Last winter, state lawmakers introduced more than a thousand legislative proposals for consideration by the General Assembly. Of these measures, CBIA found hundreds that, if adopted, would have affected the business community and state’s economy in some way.

Despite Connecticut’s very fragile economy, most this year’s business-related proposals were anti-business. Even though state lawmakers said that job protection and creation was a priority, many of the proposals they considered would have had a negative impact on employers’ hiring ability.

News about major job losses in Connecticut, widespread worries about the economy, and a huge state budget deficit seemed not to matter to many legislators. While poll after public opinion poll showed that the people of the state wanted lawmakers to take action to help the economy and safeguard jobs, little of that was attempted or accomplished.

Fortunately, most bills were not debated or otherwise failed in legislative committees. Yet several committees ultimately approved many proposals—from new workplace mandates and regulatory penalties to the great expansion in the cost and scope of state government—that would have hurt prospects for economic recovery and job creation.

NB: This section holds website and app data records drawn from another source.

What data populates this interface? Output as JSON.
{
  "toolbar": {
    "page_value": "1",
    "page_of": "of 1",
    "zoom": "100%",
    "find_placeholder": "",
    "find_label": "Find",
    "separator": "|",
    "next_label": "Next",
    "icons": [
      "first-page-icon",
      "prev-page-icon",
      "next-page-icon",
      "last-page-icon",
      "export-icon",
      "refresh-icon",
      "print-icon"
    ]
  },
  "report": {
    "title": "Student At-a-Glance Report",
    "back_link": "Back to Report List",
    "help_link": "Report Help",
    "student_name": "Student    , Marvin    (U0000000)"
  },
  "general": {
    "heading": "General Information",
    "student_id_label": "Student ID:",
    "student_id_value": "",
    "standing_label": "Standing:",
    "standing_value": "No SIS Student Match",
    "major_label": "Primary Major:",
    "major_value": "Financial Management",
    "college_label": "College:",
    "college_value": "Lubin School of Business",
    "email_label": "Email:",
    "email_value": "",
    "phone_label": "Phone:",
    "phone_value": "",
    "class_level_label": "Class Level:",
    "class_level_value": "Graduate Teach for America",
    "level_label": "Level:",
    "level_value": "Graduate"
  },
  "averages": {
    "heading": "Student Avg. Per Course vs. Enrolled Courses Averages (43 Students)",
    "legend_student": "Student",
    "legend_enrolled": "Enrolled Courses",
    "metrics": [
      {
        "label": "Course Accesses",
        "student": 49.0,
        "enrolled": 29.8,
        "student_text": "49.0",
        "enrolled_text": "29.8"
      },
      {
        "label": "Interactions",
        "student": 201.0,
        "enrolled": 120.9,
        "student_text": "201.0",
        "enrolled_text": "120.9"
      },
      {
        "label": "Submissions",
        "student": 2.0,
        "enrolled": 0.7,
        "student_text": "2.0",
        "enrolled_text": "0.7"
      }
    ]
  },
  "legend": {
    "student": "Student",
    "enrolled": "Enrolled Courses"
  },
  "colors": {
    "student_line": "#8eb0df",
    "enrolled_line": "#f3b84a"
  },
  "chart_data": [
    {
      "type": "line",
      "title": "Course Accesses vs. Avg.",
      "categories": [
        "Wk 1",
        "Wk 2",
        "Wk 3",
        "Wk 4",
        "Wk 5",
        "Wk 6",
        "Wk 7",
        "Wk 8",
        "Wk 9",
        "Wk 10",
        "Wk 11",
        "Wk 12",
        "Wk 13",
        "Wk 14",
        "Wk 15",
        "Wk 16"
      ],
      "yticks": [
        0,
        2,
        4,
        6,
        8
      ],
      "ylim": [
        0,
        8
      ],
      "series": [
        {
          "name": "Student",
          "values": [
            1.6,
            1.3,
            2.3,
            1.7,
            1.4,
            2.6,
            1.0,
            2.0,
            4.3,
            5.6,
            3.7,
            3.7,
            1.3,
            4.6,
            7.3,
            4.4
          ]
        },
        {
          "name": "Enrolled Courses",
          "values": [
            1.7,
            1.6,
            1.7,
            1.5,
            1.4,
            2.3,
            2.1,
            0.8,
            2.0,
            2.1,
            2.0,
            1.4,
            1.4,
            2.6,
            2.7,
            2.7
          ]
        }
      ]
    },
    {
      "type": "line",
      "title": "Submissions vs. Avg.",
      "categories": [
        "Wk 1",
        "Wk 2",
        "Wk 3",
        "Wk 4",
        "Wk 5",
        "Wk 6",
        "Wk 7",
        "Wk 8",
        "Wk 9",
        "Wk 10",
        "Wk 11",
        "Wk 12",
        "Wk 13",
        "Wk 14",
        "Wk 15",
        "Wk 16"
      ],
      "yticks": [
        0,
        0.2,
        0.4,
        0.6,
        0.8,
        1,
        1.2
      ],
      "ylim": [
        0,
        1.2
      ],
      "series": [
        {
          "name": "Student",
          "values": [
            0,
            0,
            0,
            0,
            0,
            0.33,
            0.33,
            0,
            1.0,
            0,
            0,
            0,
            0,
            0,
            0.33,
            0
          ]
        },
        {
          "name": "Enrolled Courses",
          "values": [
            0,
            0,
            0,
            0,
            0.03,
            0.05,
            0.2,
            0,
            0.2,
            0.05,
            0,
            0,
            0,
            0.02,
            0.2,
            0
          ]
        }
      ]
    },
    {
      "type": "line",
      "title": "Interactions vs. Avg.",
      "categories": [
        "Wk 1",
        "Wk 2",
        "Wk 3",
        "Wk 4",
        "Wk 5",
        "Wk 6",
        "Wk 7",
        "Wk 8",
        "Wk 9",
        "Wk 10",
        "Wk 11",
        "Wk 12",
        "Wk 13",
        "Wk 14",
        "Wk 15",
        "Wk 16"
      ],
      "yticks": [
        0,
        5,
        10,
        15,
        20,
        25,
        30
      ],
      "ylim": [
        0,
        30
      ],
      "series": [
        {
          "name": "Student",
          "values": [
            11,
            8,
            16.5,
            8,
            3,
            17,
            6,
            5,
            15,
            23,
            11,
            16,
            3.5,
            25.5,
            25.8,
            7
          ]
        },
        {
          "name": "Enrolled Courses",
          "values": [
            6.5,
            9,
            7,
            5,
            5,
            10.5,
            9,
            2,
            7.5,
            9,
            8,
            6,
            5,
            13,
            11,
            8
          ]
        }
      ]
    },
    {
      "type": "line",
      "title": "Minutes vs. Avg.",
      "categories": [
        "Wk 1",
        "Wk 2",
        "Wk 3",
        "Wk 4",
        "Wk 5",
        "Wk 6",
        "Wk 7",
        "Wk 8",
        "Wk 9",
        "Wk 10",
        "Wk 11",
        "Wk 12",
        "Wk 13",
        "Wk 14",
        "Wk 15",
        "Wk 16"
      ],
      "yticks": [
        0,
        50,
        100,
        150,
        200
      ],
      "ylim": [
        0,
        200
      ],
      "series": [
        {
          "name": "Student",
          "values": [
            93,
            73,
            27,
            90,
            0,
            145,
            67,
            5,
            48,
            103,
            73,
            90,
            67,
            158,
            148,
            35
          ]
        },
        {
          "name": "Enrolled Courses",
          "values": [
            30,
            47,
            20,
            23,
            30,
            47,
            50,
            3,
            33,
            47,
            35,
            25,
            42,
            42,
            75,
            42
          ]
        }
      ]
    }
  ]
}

By the time the legislature wrapped up the regular session on June 3, lawmakers actually adopted nearly 100 business-related proposals. Many of those approved measures were relatively minor in impact—making certain changes to state laws and regulations or addressing specific situations.

Only a handful of adopted proposals can actually be considered of help to the economy. One of the most helpful (PA 09-19; HB-5930) will be a positive step in counting the economic cost of government by requiring the state to quantify the impact of proposed state regulations on small businesses.

Ultimately, it’s of small consolation to Connecticut employers and their employees that the best that can be said about this year’s General Assembly is that the worst legislation was (mostly) stopped.

At this writing, not all of the bills approved by the legislature have been signed yet by the governor, and some very notable proposals—such as three immensely expensive health-care proposals—might deservedly receive her veto.

Here is a listing of legislative proposals adopted this year by the General Assembly. For more information about any specific legislation, contact CBIA’s staff responsible for those issues, as noted.